There have been countless protests around the world in recent weeks against the evils of racism and police brutality. Many of the admirable participants have been young people of all colors, providing hope for a future where…Black Lives Matter.
Protests also happen in books — often nonfiction ones, but novels, too. Think about it enough, and a person can remember rallies, marches, strikes, and other actions in a number of novels — along with nasty pushback by cops, the military, politicians, and the owner class.

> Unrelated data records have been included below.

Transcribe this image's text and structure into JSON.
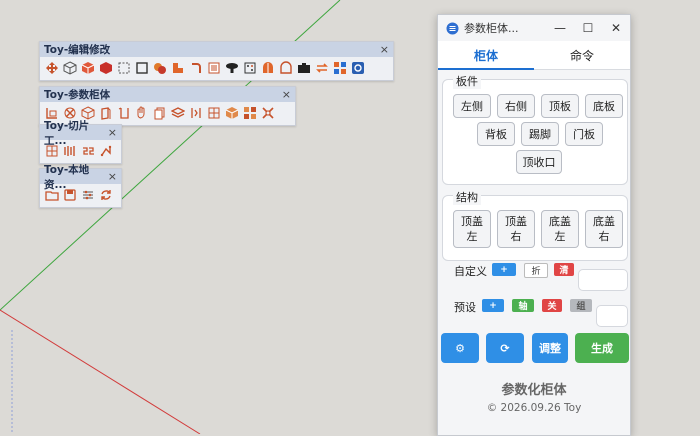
{
  "toolbars": {
    "edit": {
      "title": "Toy-编辑修改",
      "close": "×"
    },
    "cabinet": {
      "title": "Toy-参数柜体",
      "close": "×"
    },
    "slice": {
      "title": "Toy-切片工...",
      "close": "×"
    },
    "local": {
      "title": "Toy-本地资...",
      "close": "×"
    }
  },
  "panel": {
    "title": "参数柜体...",
    "window": {
      "minimize": "—",
      "maximize": "☐",
      "close": "✕"
    },
    "tabs": [
      {
        "label": "柜体"
      },
      {
        "label": "命令"
      }
    ],
    "panels_group": {
      "title": "板件",
      "buttons": [
        "左侧",
        "右侧",
        "顶板",
        "底板",
        "背板",
        "踢脚",
        "门板",
        "顶收口"
      ]
    },
    "structure_group": {
      "title": "结构",
      "buttons": [
        "顶盖\n左",
        "顶盖\n右",
        "底盖\n左",
        "底盖\n右"
      ]
    },
    "custom": {
      "label": "自定义",
      "add": "+",
      "fold": "折",
      "clear": "清"
    },
    "preset": {
      "label": "预设",
      "add": "+",
      "axis": "轴",
      "close": "关",
      "group": "组"
    },
    "actions": {
      "settings": "⚙",
      "refresh": "⟳",
      "adjust": "调整",
      "generate": "生成"
    },
    "footer": {
      "title": "参数化柜体",
      "copyright": "© 2026.09.26 Toy"
    }
  },
  "colors": {
    "accent_blue": "#2f8fe6",
    "green": "#4cb050",
    "red": "#e04545",
    "gray": "#a5a8ad"
  }
}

In American literature, memorable protest actions include the narrator in Ralph Ellison’s Invisible Man rousing a crowd to confront cops evicting an elderly black couple in New York City. Later, that narrator speaks at rallies on behalf of the “Brotherhood” group. And further on in the 1952 novel, riots break out in Harlem over grievances African-Americans face in the U.S. — grievances that in many cases haven’t gone away nearly seven decades later.
There’s also William Styron’s historical novel The Confessions of Nat Turner, about the man who led the real-life 1831 rebellion against the moral travesty of American slavery.

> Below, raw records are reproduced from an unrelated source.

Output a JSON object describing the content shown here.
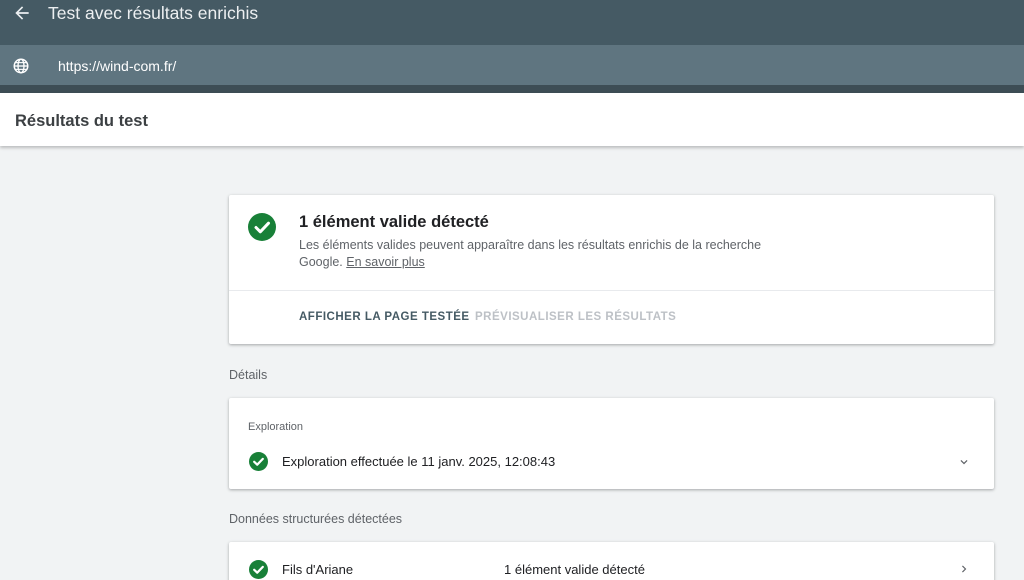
{
  "app": {
    "title": "Test avec résultats enrichis",
    "url": "https://wind-com.fr/"
  },
  "results_header": {
    "title": "Résultats du test"
  },
  "summary": {
    "title": "1 élément valide détecté",
    "description": "Les éléments valides peuvent apparaître dans les résultats enrichis de la recherche Google.",
    "learn_more": "En savoir plus",
    "buttons": {
      "view_page": "AFFICHER LA PAGE TESTÉE",
      "preview": "PRÉVISUALISER LES RÉSULTATS"
    }
  },
  "details": {
    "label": "Détails",
    "crawl": {
      "heading": "Exploration",
      "status": "Exploration effectuée le 11 janv. 2025, 12:08:43"
    }
  },
  "structured_data": {
    "label": "Données structurées détectées",
    "items": [
      {
        "name": "Fils d'Ariane",
        "status": "1 élément valide détecté"
      }
    ]
  },
  "icons": {
    "back": "arrow-back-icon",
    "url": "globe-icon",
    "valid": "check-circle-icon",
    "expand": "chevron-down-icon",
    "open": "chevron-right-icon"
  },
  "colors": {
    "topbar": "#455a64",
    "urlbar": "#5f7580",
    "success": "#188038",
    "button_active": "#455a64",
    "button_disabled": "#bdc1c6"
  }
}
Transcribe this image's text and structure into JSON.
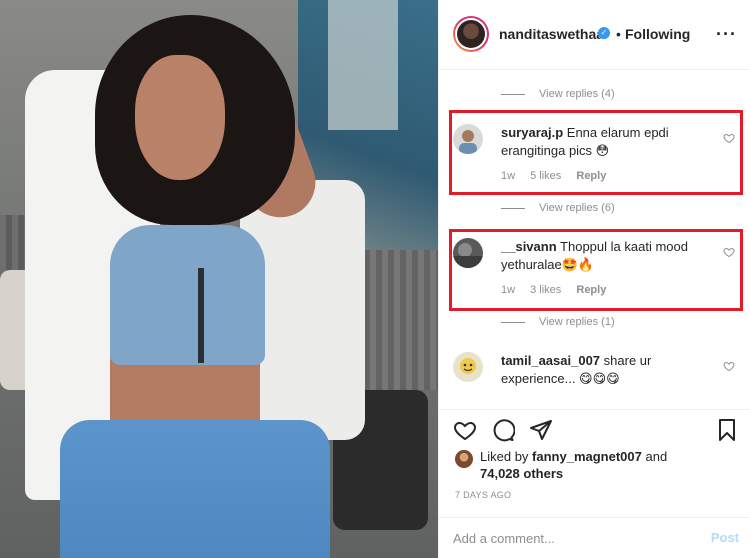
{
  "post": {
    "header": {
      "username": "nanditaswethaa",
      "verified_icon": "verified-badge-icon",
      "separator": "•",
      "follow_status": "Following",
      "more_icon": "more-options-icon"
    },
    "view_replies": [
      {
        "label": "View replies (4)"
      },
      {
        "label": "View replies (6)"
      },
      {
        "label": "View replies (1)"
      }
    ],
    "comments": [
      {
        "username": "suryaraj.p",
        "text": "Enna elarum epdi erangitinga pics 😳",
        "age": "1w",
        "likes": "5 likes",
        "reply": "Reply"
      },
      {
        "username": "__sivann",
        "text": "Thoppul la kaati mood yethuralae🤩🔥",
        "age": "1w",
        "likes": "3 likes",
        "reply": "Reply"
      },
      {
        "username": "tamil_aasai_007",
        "text": "share ur experience... 😋😋😋"
      }
    ],
    "likes": {
      "prefix": "Liked by",
      "user": "fanny_magnet007",
      "connector": "and",
      "count": "74,028 others"
    },
    "timestamp": "7 DAYS AGO",
    "add_comment": {
      "placeholder": "Add a comment...",
      "post_label": "Post"
    }
  },
  "colors": {
    "highlight": "#e01b2a",
    "verified": "#3897f0",
    "muted": "#8e8e8e",
    "post_disabled": "#b3dbff"
  }
}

Moving to another country, the French mining strike that’s the centerpiece of Germinal helps make Emile Zola’s novel as dramatic — and heartbreaking — as can be.

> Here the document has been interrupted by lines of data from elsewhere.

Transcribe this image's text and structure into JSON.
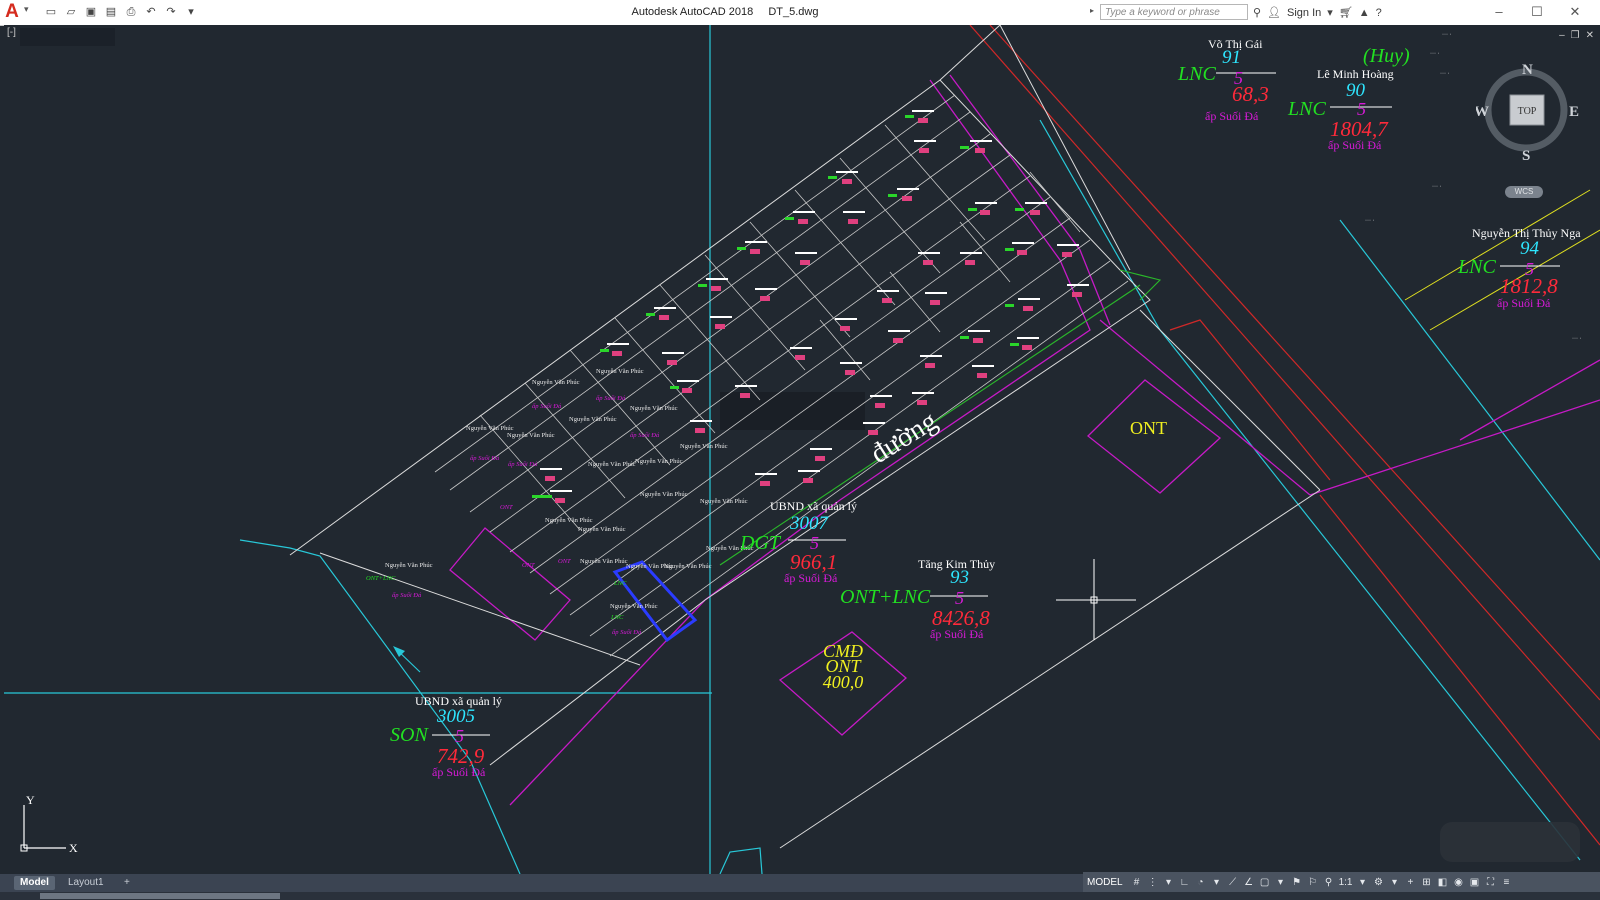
{
  "app": {
    "title": "Autodesk AutoCAD 2018",
    "file": "DT_5.dwg",
    "logo": "A",
    "search_placeholder": "Type a keyword or phrase",
    "sign_in": "Sign In"
  },
  "viewport": {
    "control": "[-]",
    "viewcube": {
      "n": "N",
      "s": "S",
      "e": "E",
      "w": "W",
      "top": "TOP",
      "wcs": "WCS"
    },
    "ucs": {
      "x": "X",
      "y": "Y"
    }
  },
  "drawing": {
    "road_label": "đường",
    "zone_ont": "ONT",
    "cmd_box": {
      "line1": "CMĐ",
      "line2": "ONT",
      "line3": "400,0"
    },
    "parcels": [
      {
        "owner": "Võ Thị Gái",
        "use": "LNC",
        "no": "91",
        "sheet": "5",
        "area": "68,3",
        "place": "ấp Suối Đá"
      },
      {
        "owner": "Lê Minh Hoàng",
        "use": "LNC",
        "no": "90",
        "sheet": "5",
        "area": "1804,7",
        "place": "ấp Suối Đá",
        "extra": "(Huy)"
      },
      {
        "owner": "Nguyễn Thị Thủy Nga",
        "use": "LNC",
        "no": "94",
        "sheet": "5",
        "area": "1812,8",
        "place": "ấp Suối Đá"
      },
      {
        "owner": "UBND xã quản lý",
        "use": "DGT",
        "no": "3007",
        "sheet": "5",
        "area": "966,1",
        "place": "ấp Suối Đá"
      },
      {
        "owner": "Tăng Kim Thủy",
        "use": "ONT+LNC",
        "no": "93",
        "sheet": "5",
        "area": "8426,8",
        "place": "ấp Suối Đá"
      },
      {
        "owner": "UBND xã quản lý",
        "use": "SON",
        "no": "3005",
        "sheet": "5",
        "area": "742,9",
        "place": "ấp Suối Đá"
      }
    ],
    "small_owner": "Nguyễn Văn Phúc"
  },
  "tabs": {
    "model": "Model",
    "layout1": "Layout1",
    "add": "+"
  },
  "status": {
    "model": "MODEL",
    "scale": "1:1"
  },
  "colors": {
    "background": "#212830",
    "green_label": "#22e022",
    "cyan_label": "#2ee6ff",
    "red_label": "#ff2a3a",
    "magenta": "#d81ad8",
    "yellow": "#f0f02a"
  }
}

Also heartbreaking is the Colombian army’s mass-murder of striking workers in Gabriel Garcia Marquez’s One Hundred Years of Solitude. The horrific event, like the real-life “Banana Massacre” of 1928 it was based on, was virtually wiped out of the history books. Also the case with a white mob’s slightly earlier 1921 massacre of African-American residents in Tulsa, Oklahoma’s “Black Wall Street” neighborhood.
Then there’s the fruit workers’ strike in In Dubious Battle, one of the few John Steinbeck novels I haven’t read (yet). And an Oregon loggers’ strike plays a prominent role in Ken Kesey’s Sometimes a Great Notion.
In Zadie Smith’s White Teeth, one secondary character (Joshua Chalfens) becomes an animal-rights activist.
Protesters are not always admirable. For instance, doomed revolutionary Udayan Mitra of India is not the nicest or most responsible guy in Jhumpa Lahiri’s The Lowland, though he’s certainly brave like most people who oppose “the powers that be.” Another part-problematic guy is Sonny, a courageous anti-apartheid activist who cheats on his wife in My Son’s Story by Nadine Gordimer. Sonny’s more-principled family also joins the fight against the oppressive white South African regime.
I’m now on the eighth of Diana Gabaldon’s eight Outlander novels as my pandemic reading marathon continues (most of the books are over 1,000 pages). The 1770s section of the series partly focuses on one of history’s ultimate protests: the thirteen colonies’ successful uprising against monarchical British rule that was commemorated yesterday, July 4th. Of course, the resulting United States became a democracy mainly for monied white males while African-Americans and Native-Americans were treated horribly and women had few rights…
Novels you’d like to mention that include protesters and protest scenes?
Here’s “March March,” a new song by The Chicks — formerly The Dixie Chicks.
My literary-trivia book is described and can be purchased here: Fascinating Facts About Famous Fiction Authors and the Greatest Novels of All Time.
In addition to this weekly blog, I write the award-winning “Montclairvoyant” topical-humor column for Baristanet.com. The latest piece — about a new Township Council sworn in after an election that saw many votes not counted — is here.